268 entities collected during the field survey and described in this paper are stored at the Pavia Plant Germplasm Bank. Overall, only  350 (= 43.2%) of all PGRFA that we identified as part of this study are conserved in six long-term seed conservation facilities. Often, the potential of these collections is diminished by inadequate accessibility of the seed accessions (due to the lack of publicly accessible databases and on-line seed ordering tools) or by incomplete passport data. Additionally, several entities are conserved with very few accessions (often only one); ex situ collections should aim at sampling the largest genetic diversity within an entity (McLean-Rodríguez et al. 2021). It is very likely that several of the varieties and NUS that are already conserved will need further collecting missions to better sample and long-term conserve the genetic diversity of different populations. An Italian national programme for the long-term conservation of traditional PGRFA is urgently needed to avoid the loss of the priceless agronomical, biological and cultural diversity connected to these genetic resources (legge ‘Cenni’ n. 194/2015; Ronchi and Brugna 2019). In addition, not only germplasm needs to be collected, stored in the long-term and kept available for users but also the traditional plant knowledge (TPK, defined as a collective body of information, actions and beliefs dealing with wild plant and crop systems, Berkes and Folke 2002; Berkes and Turner 2006) needs to be recorded and preserved as part of PGRFA conservation activities. A good example of the colleting of TPK could be represented by the maize ‘Sorc Dorotea’ in Trentino-Alto Adige, mentioned above. For ‘Sorc Dorotea’, not only seeds were collected and conserved, but also a testimony of the last custodian farmer was recorded, including his detailed report of the traditional techniques of cultivation, harvesting, exsiccation of ears and seed selection. Currently, in addition to the revival of ‘Sorc Dorotea’ in two farms located in the original area of cultivation of this landrace, the local ethnographic museum keeps and divulges the TPK connected with the landrace (Stefani 2007).
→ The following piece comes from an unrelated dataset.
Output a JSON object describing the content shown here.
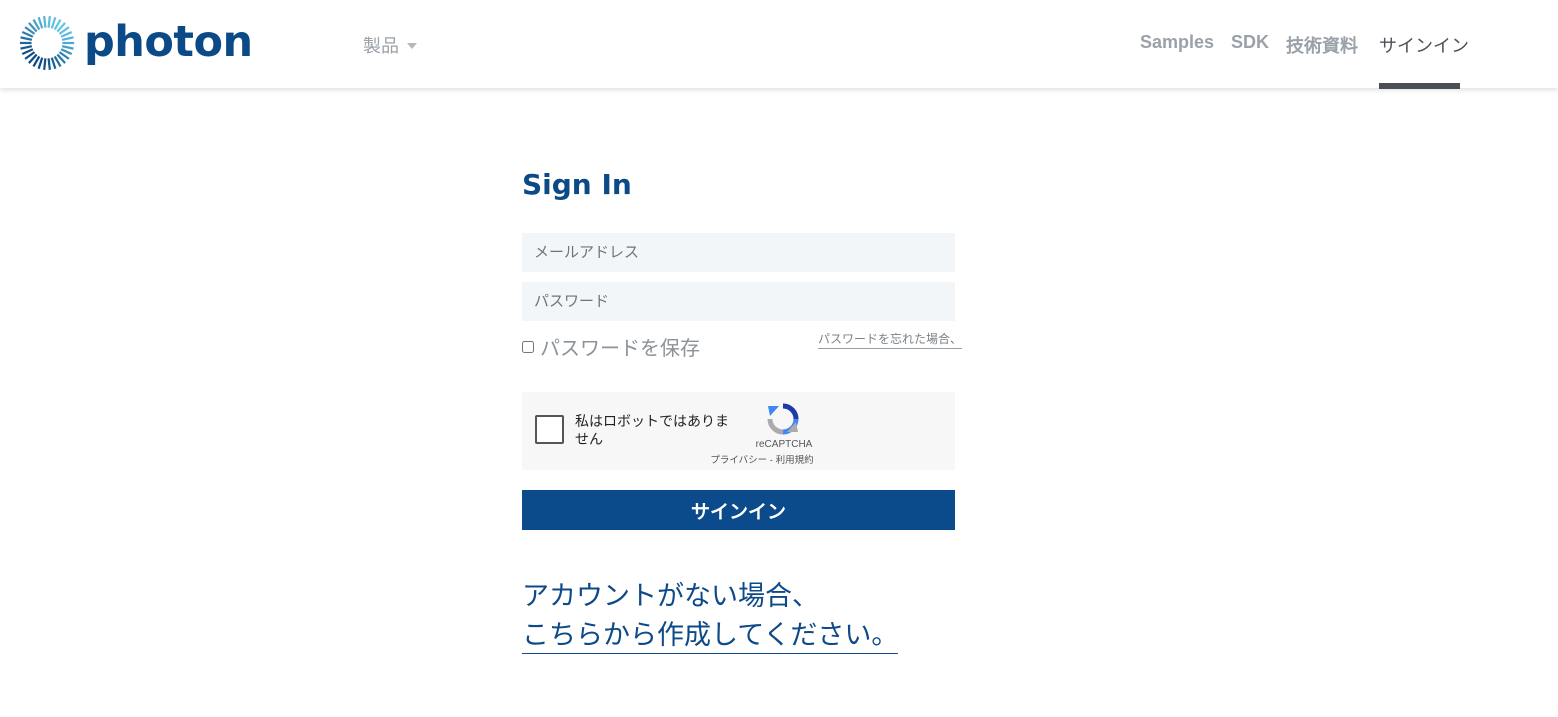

Finally, the fragmented approach of conservation measures among administrative regions and provinces must be overcome. Common rules should be applied at national level, to solve the currently observed unbalanced situation in terms of PGR in situ conservation.


Northern Italy is richer in terms of crop diversity when compared to the most recent surveys (see e.g. Giupponi et al. 2020, 2021), even after decades of intensive agriculture and genetic erosion. Indeed, our paper shows that an ethnobotanical approach (i.e. on farm surveys coupled with the analysis of the history and traditional use of each entity) can be successfully used to identify previously unknown or lost PGRFA, even in an area that had been subjected to several previous surveys. The results of this paper are important to guide the conservation of PGRFA as recommended by the European Union. The revived cultivation of several landraces, often connected to a speciality market, found in this paper deserves further scientific attention, since strengthening the value chains of these cultivars can represent the main strategies to enhance their on-farm conservation (Guzzon et al. 2021). Finally, further efforts are needed in order to: (1) further characterise, morphologically and genetically, some closely related landraces and old cultivars reported in this paper, also to facilitate their registration in lists of interest from a regulatory point of view (2) improve the ex situ conservation and accessibility of germplasm of PGRFA in northern Italy (3) apply locally the national rules (Italian Law no. 194/2015), overcoming the current diversification.